I can handle them now.
I crossed over most of the way through.
I skated the track most of the way through.
I ran on the straightaway to pass people.
I was winded by the end but not exhausted.
I almost made 26. (I think. Liberty counted for me and will know for sure.)
In summary, a message to the 25-in-5 from Benedict Cumberbatch and an otter:
This just in: I hate being sick!
This issue comes up, of course, because I am sick. I sound like Christian Bale’s Batman and feel like my throat is punching me in the throat.
It’s probably some stupid-ass seasonal allergy thing, but in case it’s the creeping yuck and transmittable to unsuspecting leaguemates, I’m staying home from practice tonight.
For some reason, not being able to go to practice bothers me WAY WAY more than being sick. I feel like I’m failing, somehow, even though rationally it’s the right thing to do. Rarr.
My plan tonight was to go to practice, where we’ll work on crossovers with Star Struck. Star Struck is patient, and explains things in a way I “get”, and is generally boss. She did some one-on-one work with me at Bacon and said she liked working with me because no matter what she asked me to do, I said, “Okay!” and tried it. I really, really was looking forward to working with her again, and now I’m going all Hercules:
But! Gotta get over the butthurt and come up with something else. New plan: I am going to drink herbal tea (throat comfort FTW) and boil ginger in the water and watch “Queer Eye” on Netflix like it’s my job. There will be soup. And broth. And maybe a bath, ’cause damn, turns out you get the funk when you sleep on the couch all day. Eeurgh. Til next time, my derby amigos!
- The trucks are deliciously responsive. Transitions, lateral cuts and fast wiggles on one foot all became magically easier.
- I know this makes me an army of one, but I love the toe stops that come with the plate. I much prefer the flat surface to the Gumballs I had before.
- The bolts that hold in the toe stops are truly mighty. Even after a relay of jogging the length of the track and back on my toe stops, they were still snugly in position.
- I felt that I got more out of each push on these plates than on the Thrusts. The stiff aluminum was able to put up a better fight against my bulk.

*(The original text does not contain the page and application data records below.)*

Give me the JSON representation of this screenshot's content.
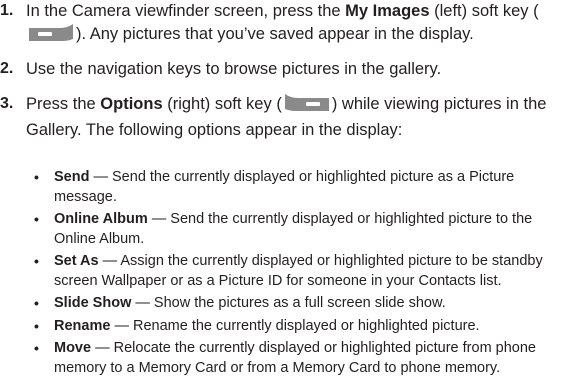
{
  "steps": [
    {
      "number": "1.",
      "pre": "In the Camera viewfinder screen, press the ",
      "bold": "My Images",
      "mid": " (left) soft key (",
      "icon": "left-softkey-icon",
      "post": "). Any pictures that you’ve saved appear in the display."
    },
    {
      "number": "2.",
      "text": "Use the navigation keys to browse pictures in the gallery."
    },
    {
      "number": "3.",
      "pre": "Press the ",
      "bold": "Options",
      "mid": " (right) soft key (",
      "icon": "right-softkey-icon",
      "post": ") while viewing pictures in the Gallery. The following options appear in the display:"
    }
  ],
  "options": [
    {
      "label": "Send",
      "desc": "Send the currently displayed or highlighted picture as a Picture message."
    },
    {
      "label": "Online Album",
      "desc": "Send the currently displayed or highlighted picture to the Online Album."
    },
    {
      "label": "Set As",
      "desc": "Assign the currently displayed or highlighted picture to be standby screen Wallpaper or as a Picture ID for someone in your Contacts list."
    },
    {
      "label": "Slide Show",
      "desc": "Show the pictures as a full screen slide show."
    },
    {
      "label": "Rename",
      "desc": "Rename the currently displayed or highlighted picture."
    },
    {
      "label": "Move",
      "desc": "Relocate the currently displayed or highlighted picture from phone memory to a Memory Card or from a Memory Card to phone memory."
    }
  ],
  "separator": " — ",
  "bullet_symbol": "•",
  "colors": {
    "text": "#231f20",
    "softkey_gray": "#8a8a8a"
  }
}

- I love, love, love the cushion options that come standard with the plate. The clear cushions worked best for me, with the yellow being nigh unskatable because they were so soft and the purple being alright but a bit stiffer than I prefer. Since the cushions run yellow-clear-purple from softest to hardest, and since I’m a substantial skater, that makes sense. In retrospect, it would have been fun to mix and match the cushions, but I didn’t feel like monkeying with my trucks that frequently.
- The first few times I skated them, my right foot would occasionally shoot off to the right when I put it down, even if there was barely any weight on it. It stopped on its own, so my body must have figured it out, but it was pretty unsettling while it was happening.
- The hex key that comes with the kit to tighten the toe stop is sharp at one end. Unfortunately, that’s the end you’re supposed to pull against when you’re tightening the stops. Oww.
- I can’t control the plates at “high speeds”, a term I am using with great poetic license given my turtlesque performance. When I set the trucks loose enough to corner well, I lack the strength to make them hold a clean line when I’m skating the track and I lose the ability to cross over unless I slow down; if I tighten the trucks so that they are not squirrelly, they no longer turn with me and I lose the ability to cross over anyway.
- This is gonna sound stupid, but I lost… nuance. I couldn’t do drunken sailors anymore, I couldn’t control my sticky skate crossovers as well as I could on the Thrusts, I couldn’t plow stop at all: I lacked the strength and skill to get the plates to do what I wanted. It was frustrating to be unable to do things, or to do them far more clumsily, when I knew myself to be capable of them on other plates.
- I couldn’t learn fast enough. Given enough time, monkeys with typewriters could write Shakespeare and I could master any plate. Alas, we live in a fast-paced world, so I’m going back to the Thrusts. I’m not sure what the monkeys are going to do. Maybe dictate to their iPhones?